The event seems to have originated with conspiracy theorist Alex Jones who urged his followers to go to D.C. after the election, according to Angelo Carusone, president of the media watchdog group Media Matters for America.
Jones' website InfoWars announced plans to lead a cross-country caravan to the march through Houston and Austin, Texas; Tallahassee, Florida; Baton Rouge, Louisiana; Atlanta; Raleigh, North Carolina; and Richmond, Virginia.
Carusone estimated Friday that the caravan currently has attracted about 10 people.
Other groups including white nationalists and armed extremist groups then announced their intent to join, Carusone said. Proud Boys chairman Enrique Tarrio announced his group would attend and the Oath Keepers, an anti-government extremist group, issued a call for volunteers to attend the event with their leader, Stewart Rhodes, according to the ADL.
"It is an ad hoc sort of combination of extremists, of grifters and some online right wing media figures that are trying to hope something sparks," Carusone said. "Essentially as if an online comment troll just decided to come to life."
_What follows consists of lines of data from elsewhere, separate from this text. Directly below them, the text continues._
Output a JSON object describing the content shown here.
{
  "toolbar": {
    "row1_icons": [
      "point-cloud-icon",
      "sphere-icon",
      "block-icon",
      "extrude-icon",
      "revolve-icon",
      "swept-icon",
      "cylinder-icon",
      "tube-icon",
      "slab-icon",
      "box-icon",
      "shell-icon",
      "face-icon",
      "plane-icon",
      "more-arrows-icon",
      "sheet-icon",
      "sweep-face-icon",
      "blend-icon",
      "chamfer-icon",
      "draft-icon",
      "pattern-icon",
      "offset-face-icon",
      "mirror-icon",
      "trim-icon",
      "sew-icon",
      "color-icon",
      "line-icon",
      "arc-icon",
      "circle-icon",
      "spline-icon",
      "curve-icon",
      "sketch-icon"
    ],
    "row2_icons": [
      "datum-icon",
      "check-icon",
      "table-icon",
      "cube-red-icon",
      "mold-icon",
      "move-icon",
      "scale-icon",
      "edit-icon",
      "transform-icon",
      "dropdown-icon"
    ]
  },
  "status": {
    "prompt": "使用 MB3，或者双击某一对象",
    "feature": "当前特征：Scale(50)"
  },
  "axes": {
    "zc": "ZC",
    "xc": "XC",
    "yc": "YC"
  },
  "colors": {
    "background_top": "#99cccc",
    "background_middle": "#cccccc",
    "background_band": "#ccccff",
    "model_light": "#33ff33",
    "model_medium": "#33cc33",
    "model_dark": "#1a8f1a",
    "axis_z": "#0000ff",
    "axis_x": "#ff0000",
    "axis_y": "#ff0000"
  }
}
Carusone said that while he does not expect the rally will draw a massive crowd, he is concerned that groups like the Proud Boys may try to antagonize counter protesters in order to provoke a fight. However, he said that if mainstream right-wing media outlets and figures like the president start promoting the event it could draw thousands.
Trump indicated that he may stop by the rally in a tweet Friday.
"Heartwarming to see all of the tremendous support out there, especially the organic Rallies that are springing up all over the Country, including a big one on Saturday in D.C." he said.
"We’re going to engage in nonviolent mass protest," Sunsara Taylor, one of the co-initiators of the group, told USA TODAY. "We’re going to do it safely, but we’re also not going to be intimidated or back down because there’s a bunch of people who cannot reconcile themselves that their fascist program has been repudiated."
Alaina Gertz, a spokesperson for the D.C. police, said they are aware of planned activity but would not provide estimates on crowd size.
Police released an advisory noting some roads will be closed and parking will be restricted throughout downtown D.C. and reminding the public that they are prohibited from carrying a firearm within 1,000 feet of any protest, including those who have a concealed carry permit.
"We're continuing to monitor and assess each activity and plan accordingly with our fed law enforcement partners," Gertz said.
Mayor Muriel Bowser said Tuesday despite the upcoming rallies she still recommends business owners should take down their plywood they used to board up storefronts to prepare for potential election violence. She said her team is also monitoring reports of the caravan.
"We continue to follow those activities and be prepared for those activities," Bowser said when asked about the rallies. "Our police chief will have a similar posture this weekend as he did last week and we will be there to support peaceful exercise of first amendment demonstrations."
Contributing: The Associated Press
Follow N'dea Yancey-Bragg on Twitter: @NdeaYanceyBragg
This article originally appeared on USA TODAY: Million MAGA March, Stop the Steal: Trump supporters plan DC rallies